++++ Available data ++++

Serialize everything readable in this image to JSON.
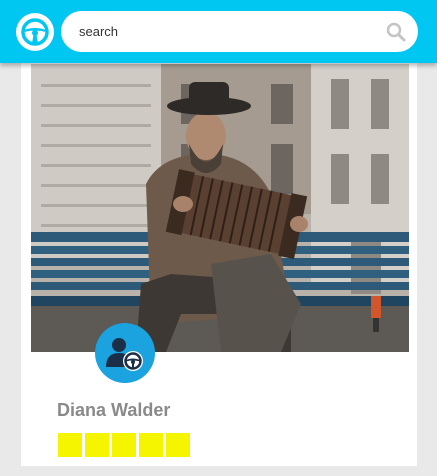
{
  "search": {
    "placeholder": "search",
    "value": ""
  },
  "profile": {
    "name": "Diana Walder",
    "rating": 5,
    "rating_max": 5
  },
  "colors": {
    "header": "#00c6f2",
    "avatar": "#1aa3df",
    "star": "#f5f500",
    "name": "#8a8a8a"
  },
  "icons": {
    "logo": "steering-wheel-icon",
    "search": "search-icon",
    "avatar": "user-driver-icon"
  }
}
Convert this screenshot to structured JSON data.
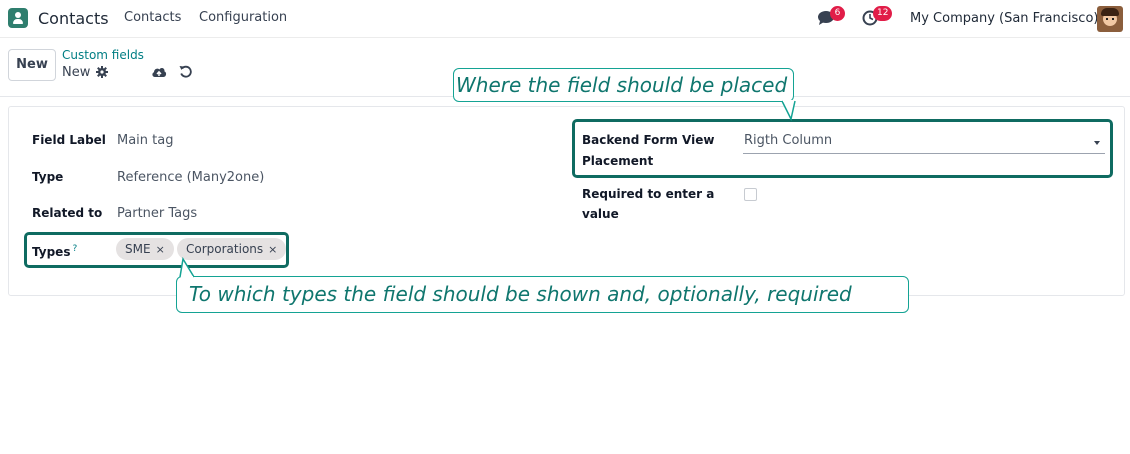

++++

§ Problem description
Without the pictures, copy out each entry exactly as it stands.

§ Answer to this problem
Serialize everything readable in this image to JSON.
{
  "search": {
    "placeholder": "search",
    "value": ""
  },
  "profile": {
    "name": "Diana Walder",
    "rating": 5,
    "rating_max": 5
  },
  "colors": {
    "header": "#00c6f2",
    "avatar": "#1aa3df",
    "star": "#f5f500",
    "name": "#8a8a8a"
  },
  "icons": {
    "logo": "steering-wheel-icon",
    "search": "search-icon",
    "avatar": "user-driver-icon"
  }
}
Convert this screenshot to structured JSON data.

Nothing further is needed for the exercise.